A response by the Muskegon County Drain Commissioner, Brenda M. Moore
We have had numerous calls from throughout the county from people with water in their basements. Unfortunately, many of them are outside a formal drainage district, so this office is unable to provide immediate assistance. Even so, because groundwater can span over miles, there is only so much that can be done to address it seeping into basements.
This was a high water year in the county– we had a large amount of snowfall coupled with heavy spring rains. Muskegon County received over 131 inches in snowfall this winter— nearly 11 feet. That is about 39 inches above average. Average rainfall for the area March-May was over 11 inches—much of that was record rainfall in April. Granted, the facts don’t offer much comfort to the homeowner with water in their basement, but it does put things in perspective. Although there is very little we can do to control groundwater, we can share how people from across the county have protected their basements in different ways:
- Look at site grading and where downspouts discharge on your property, it may be bringing water back towards your house and basement. See also: http://learningcenter.statefarm.com/residence/maintenance/wet-basement-problems/
- Using sump pumps, with a back-up pump, pump alarm, and generator (in case of pump or power failure) to pump water out of the basement (generally from sub-surface tiles). There is a danger if water is pumped too fast that soil can flush from under the footing and floor causing structural failure.
- Where walk-out basements allow surface water intrusion; removing the slider or door; adding a couple of blocks at floor level, then replacing the exit with a window. This slows the intrusion of surface water, but a sump pump is still generally needed.
- Waterproofing the footing or area below the groundwater level if water intrusion is in smaller amounts (a few inches). Dampness, mold, and mildew may still be a factor. See also: http://www.epa.gov/mold/moldguide.html
Caution: If water is an issue at higher volumes, hydrostatic pressure of the groundwater pushing on a foundation that has been waterproofed can pop the floor, causing new leaks or structural damage to the home.

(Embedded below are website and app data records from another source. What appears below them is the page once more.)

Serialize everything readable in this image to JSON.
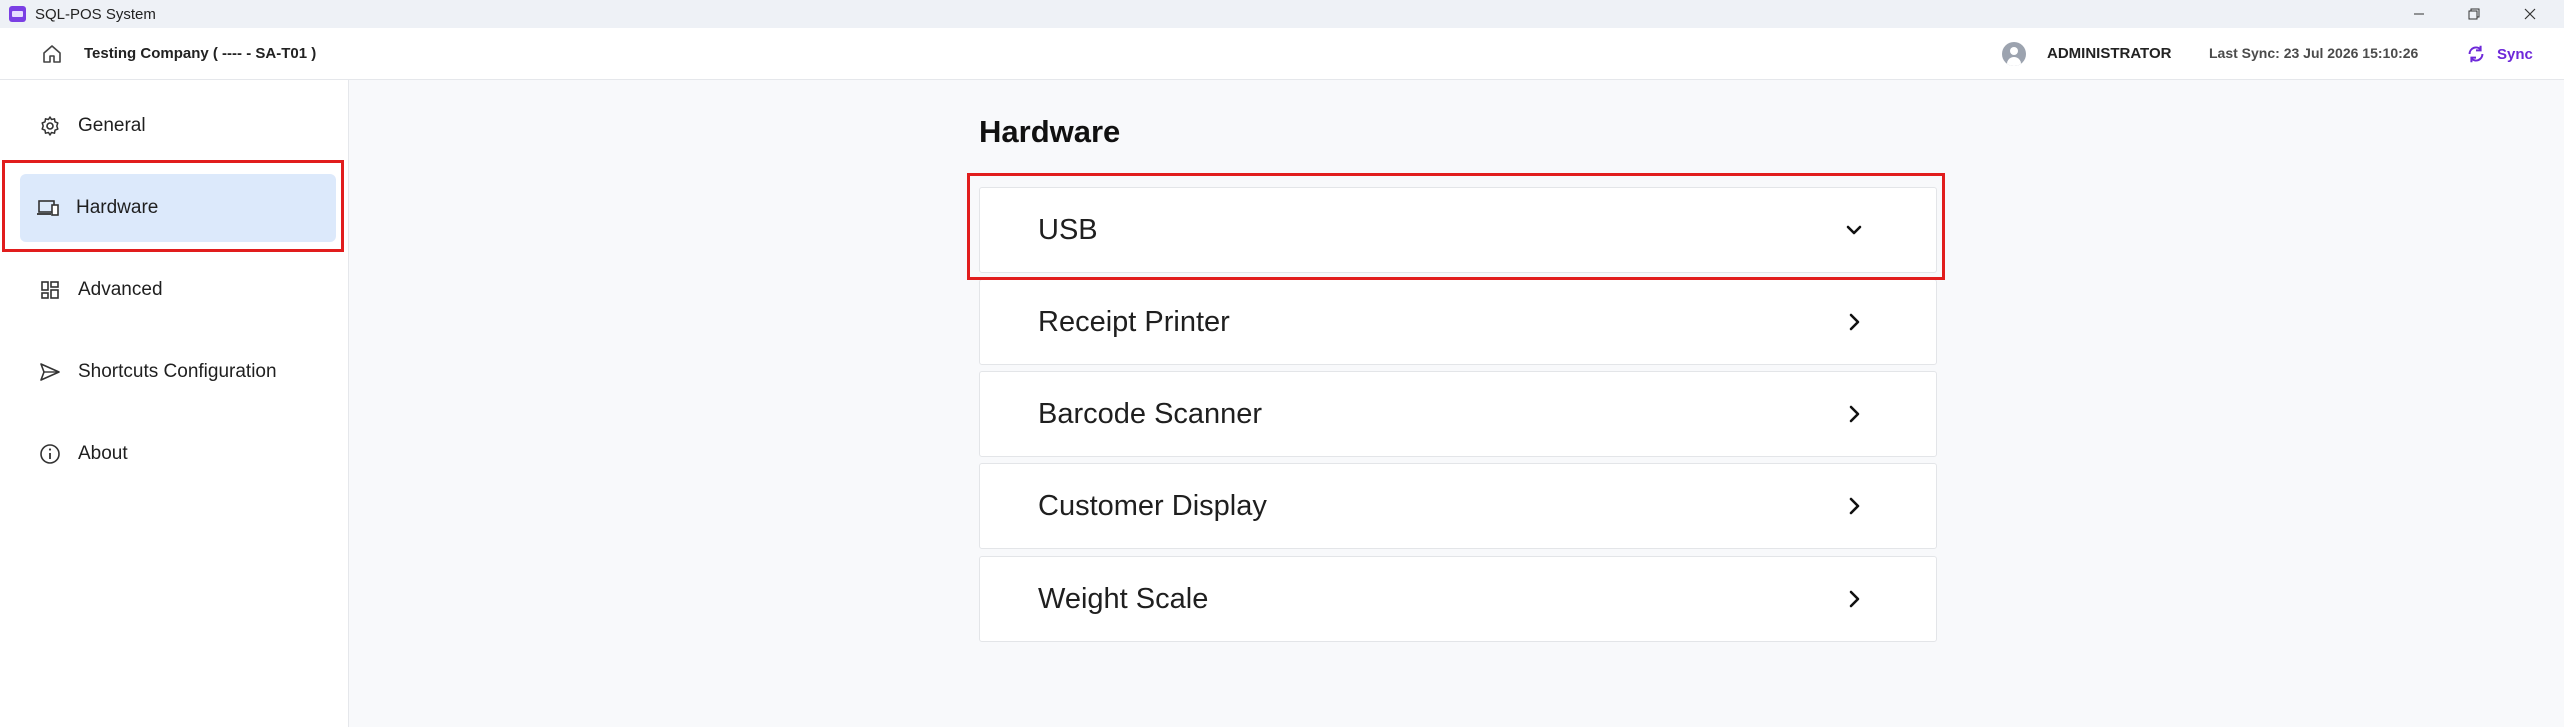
{
  "window": {
    "title": "SQL-POS System"
  },
  "header": {
    "company": "Testing Company ( ---- - SA-T01 )",
    "user": "ADMINISTRATOR",
    "last_sync": "Last Sync: 23 Jul 2026 15:10:26",
    "sync_label": "Sync",
    "accent_color": "#6d28d9"
  },
  "sidebar": {
    "items": [
      {
        "label": "General",
        "icon": "gear-icon",
        "active": false
      },
      {
        "label": "Hardware",
        "icon": "devices-icon",
        "active": true
      },
      {
        "label": "Advanced",
        "icon": "dashboard-icon",
        "active": false
      },
      {
        "label": "Shortcuts Configuration",
        "icon": "send-icon",
        "active": false
      },
      {
        "label": "About",
        "icon": "info-icon",
        "active": false
      }
    ]
  },
  "main": {
    "title": "Hardware",
    "sections": [
      {
        "label": "USB",
        "expanded": true,
        "icon": "chevron-down-icon"
      },
      {
        "label": "Receipt Printer",
        "expanded": false,
        "icon": "chevron-right-icon"
      },
      {
        "label": "Barcode Scanner",
        "expanded": false,
        "icon": "chevron-right-icon"
      },
      {
        "label": "Customer Display",
        "expanded": false,
        "icon": "chevron-right-icon"
      },
      {
        "label": "Weight Scale",
        "expanded": false,
        "icon": "chevron-right-icon"
      }
    ]
  },
  "highlight_color": "#e11d1d"
}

- Where there is room; some owners have filled basements and crawl spaces with sand, above the groundwater level, then capped the area with cement. This can solve the water problem but it does cost living space.

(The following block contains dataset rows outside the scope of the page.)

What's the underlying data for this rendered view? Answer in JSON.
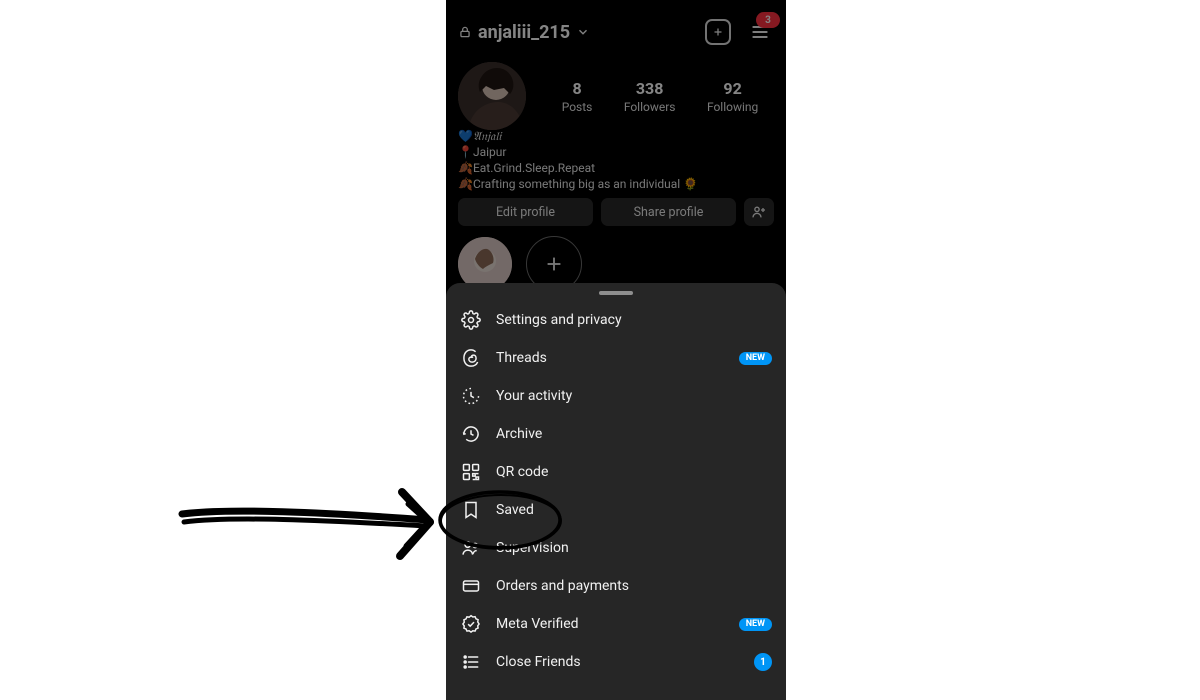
{
  "header": {
    "username": "anjaliii_215",
    "menu_badge": "3"
  },
  "stats": {
    "posts": {
      "count": "8",
      "label": "Posts"
    },
    "followers": {
      "count": "338",
      "label": "Followers"
    },
    "following": {
      "count": "92",
      "label": "Following"
    }
  },
  "bio": {
    "display_name": "𝔄𝔫𝔧𝔞𝔩𝔦",
    "location": "Jaipur",
    "line3": "Eat.Grind.Sleep.Repeat",
    "line4": "Crafting something big as an individual"
  },
  "buttons": {
    "edit": "Edit profile",
    "share": "Share profile"
  },
  "menu": [
    {
      "icon": "gear-icon",
      "label": "Settings and privacy"
    },
    {
      "icon": "threads-icon",
      "label": "Threads",
      "badge": "NEW"
    },
    {
      "icon": "activity-icon",
      "label": "Your activity"
    },
    {
      "icon": "archive-icon",
      "label": "Archive"
    },
    {
      "icon": "qr-icon",
      "label": "QR code"
    },
    {
      "icon": "bookmark-icon",
      "label": "Saved"
    },
    {
      "icon": "supervision-icon",
      "label": "Supervision"
    },
    {
      "icon": "card-icon",
      "label": "Orders and payments"
    },
    {
      "icon": "verified-icon",
      "label": "Meta Verified",
      "badge": "NEW"
    },
    {
      "icon": "list-icon",
      "label": "Close Friends",
      "badge": "1"
    }
  ],
  "annotation": {
    "target_menu_item": "Saved",
    "style": "hand-drawn arrow and circle"
  }
}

- If a full basement is desired it is possible to physically raise the home and add several blocks to the basement. This is the most expensive option, but it can give you a usable basement. As with the previous option the areas between the high groundwater mark and the bottom of the new basement area is filled with sand and capped with cement.

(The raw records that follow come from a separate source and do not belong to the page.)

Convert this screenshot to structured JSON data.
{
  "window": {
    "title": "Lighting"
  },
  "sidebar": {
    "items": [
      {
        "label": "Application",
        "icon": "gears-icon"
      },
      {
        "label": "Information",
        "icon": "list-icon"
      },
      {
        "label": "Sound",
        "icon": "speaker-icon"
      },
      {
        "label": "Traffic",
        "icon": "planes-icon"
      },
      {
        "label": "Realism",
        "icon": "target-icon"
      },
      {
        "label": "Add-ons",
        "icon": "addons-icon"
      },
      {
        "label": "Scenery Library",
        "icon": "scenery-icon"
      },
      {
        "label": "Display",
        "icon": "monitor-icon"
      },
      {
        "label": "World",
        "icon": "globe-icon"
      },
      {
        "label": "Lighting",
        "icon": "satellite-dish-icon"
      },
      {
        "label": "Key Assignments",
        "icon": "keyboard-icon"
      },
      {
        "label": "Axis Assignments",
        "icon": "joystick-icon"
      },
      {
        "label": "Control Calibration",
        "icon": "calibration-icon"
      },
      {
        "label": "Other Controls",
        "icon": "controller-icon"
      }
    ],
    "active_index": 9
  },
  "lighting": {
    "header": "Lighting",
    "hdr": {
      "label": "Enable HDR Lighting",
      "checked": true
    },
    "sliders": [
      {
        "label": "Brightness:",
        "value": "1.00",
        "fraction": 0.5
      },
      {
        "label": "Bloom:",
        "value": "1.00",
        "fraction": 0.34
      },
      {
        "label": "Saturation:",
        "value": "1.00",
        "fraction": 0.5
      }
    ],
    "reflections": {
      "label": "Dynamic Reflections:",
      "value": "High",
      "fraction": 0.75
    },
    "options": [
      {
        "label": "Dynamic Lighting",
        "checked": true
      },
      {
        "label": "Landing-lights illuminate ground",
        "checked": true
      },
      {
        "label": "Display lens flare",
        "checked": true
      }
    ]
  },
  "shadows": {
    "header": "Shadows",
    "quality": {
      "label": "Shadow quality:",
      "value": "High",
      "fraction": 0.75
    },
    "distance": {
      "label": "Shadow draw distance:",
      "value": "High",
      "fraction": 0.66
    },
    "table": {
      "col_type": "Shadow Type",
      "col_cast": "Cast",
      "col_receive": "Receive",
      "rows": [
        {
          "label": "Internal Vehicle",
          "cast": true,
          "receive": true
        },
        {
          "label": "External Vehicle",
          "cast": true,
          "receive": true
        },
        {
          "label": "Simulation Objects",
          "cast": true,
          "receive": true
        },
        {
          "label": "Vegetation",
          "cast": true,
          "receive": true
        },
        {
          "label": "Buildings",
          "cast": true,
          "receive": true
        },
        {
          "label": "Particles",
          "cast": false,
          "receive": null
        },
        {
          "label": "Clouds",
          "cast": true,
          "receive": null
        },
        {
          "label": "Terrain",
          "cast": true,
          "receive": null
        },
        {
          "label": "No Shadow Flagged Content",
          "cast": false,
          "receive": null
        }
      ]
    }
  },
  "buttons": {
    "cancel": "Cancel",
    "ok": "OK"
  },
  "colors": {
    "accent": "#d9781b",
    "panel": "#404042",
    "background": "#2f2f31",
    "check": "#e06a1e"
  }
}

Regardless of your situation, it may help to speak with reputable engineers, contractors, house movers, or your local building inspector to choose the option best for your situation. It may be best to speak with a few people so you can feel comfortable you are getting consistent information.